The Catholic, Lutheran, Anglican, Presbyterian and Methodist. Churches accept baptism performed by other denominations within this group as valid, subject to certain conditions, including the use of the Trinitarian formula. It is only possible to be baptized once, thus people with valid baptisms from other denominations may not be baptized again upon conversion or transfer. For Roman Catholics, this is affirmed in the Canon Law 864, in which it is written that every person not yet baptized and only such a person is capable of baptism. Such people are accepted upon making a profession of faith and, if they have not yet validly received the sacrament/rite of confirmation or chrismation, by being confirmed. Specifically, Methodist theologians argued that since God never abrogated a covenant made and sealed with proper intentionality, rebaptism was never an option, unless the original baptism had been defective by not having been made in the name of the Trinity.
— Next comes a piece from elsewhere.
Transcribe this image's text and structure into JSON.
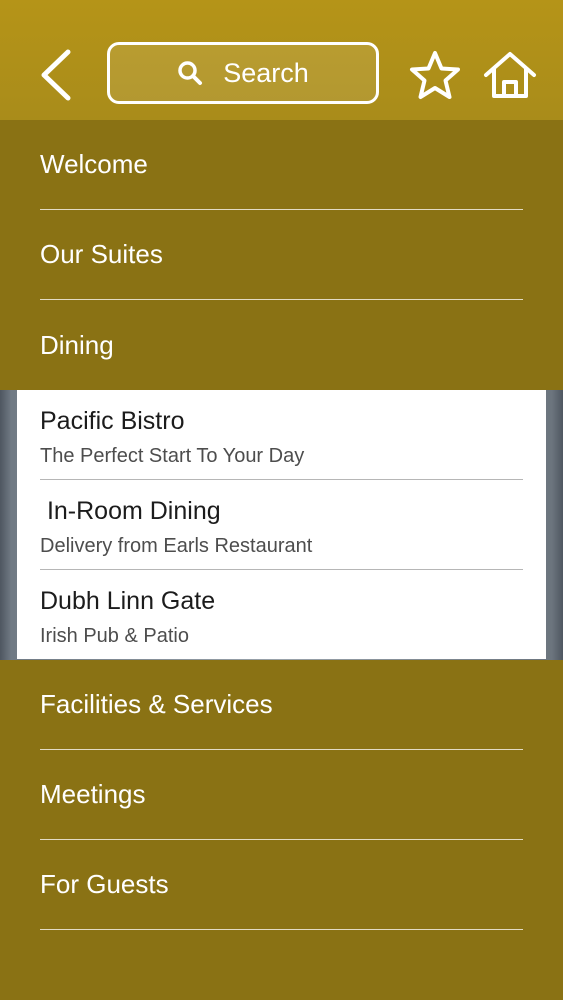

In some cases it can be difficult to decide if the original baptism was in fact valid; if there is doubt, conditional baptism is administered, with a formula on the lines of “If you are not yet baptized, I baptize you”.
Christianity in the world is faced with myriads of challenges that has impeded the spreading of the Gospel message. Jesus prayed for the unity of his children, that they may all be one (John 17:21). Baptism has become a huge source of disunity in some churches around the world. The Christian community in Northern Nigeria, amongst its many political and social challenges, have made baptism a very contentious issue. For example the Catholic and Anglican Churches in some northern parts of Nigeria have engaged in bitter controversy with the Christian communities of ECWA, Baptists, and Assemblies of God over baptism. Ten Catholic girls between November 2020 and January 2021 had to abandon their marriages after the bride prices have been paid, because the pastors of the churches their spouses are coming from: ECWA, Assemblies of God and Baptists Communities insisted those girls most be re-baptized because according to them the Catholic Church does not practice a valid baptism. A particular case ended so badly in the civil courts. A big shame to the body of Christ.
We may never have the honour of experiencing a Christianity that has one teaching, one practice and one leadership figure. The least we can do is to rally around Jesus and the bible. But let us equally put History before us to guide us all. The Catholic Church has over two thousand years of history to share with the world. Christians in Katsina, Zamfara, Jigawa, Kano, and Maiduguri who use immersion in a river, as a necessary condition for baptism, need to read the essay of St. Cyprian, one of the fathers of the early church, on the volume of water needed for Baptism (256 AD). They need to ask how are the persecuted Christians in China, North Korea, and Saudi Arabia baptized ? The Christian Association of Nigeria has done very well in some areas as it regards the issues concerning Christians. But they have failed to address the issue of Baptism, the very foundation of our faith as Christians. The Universal week of Prayer for Christian unity begins from the 18th to the 25th of January 2021. I will like to use this opportunity to call on all Bishops, Priests, and Pastors, to take some time out and participate actively in this coming events. May Jesus help us all to achieve the unity we truly pray and hope for.
Fr Stephen Ojapah is a priest of the Missionary Society of St Paul. He is equally the director for Interreligious Dialogue and Ecumenism for the Catholic Diocese of Sokoto, a member of IDFP. He is also a KAICIID Fellow. ([email protected])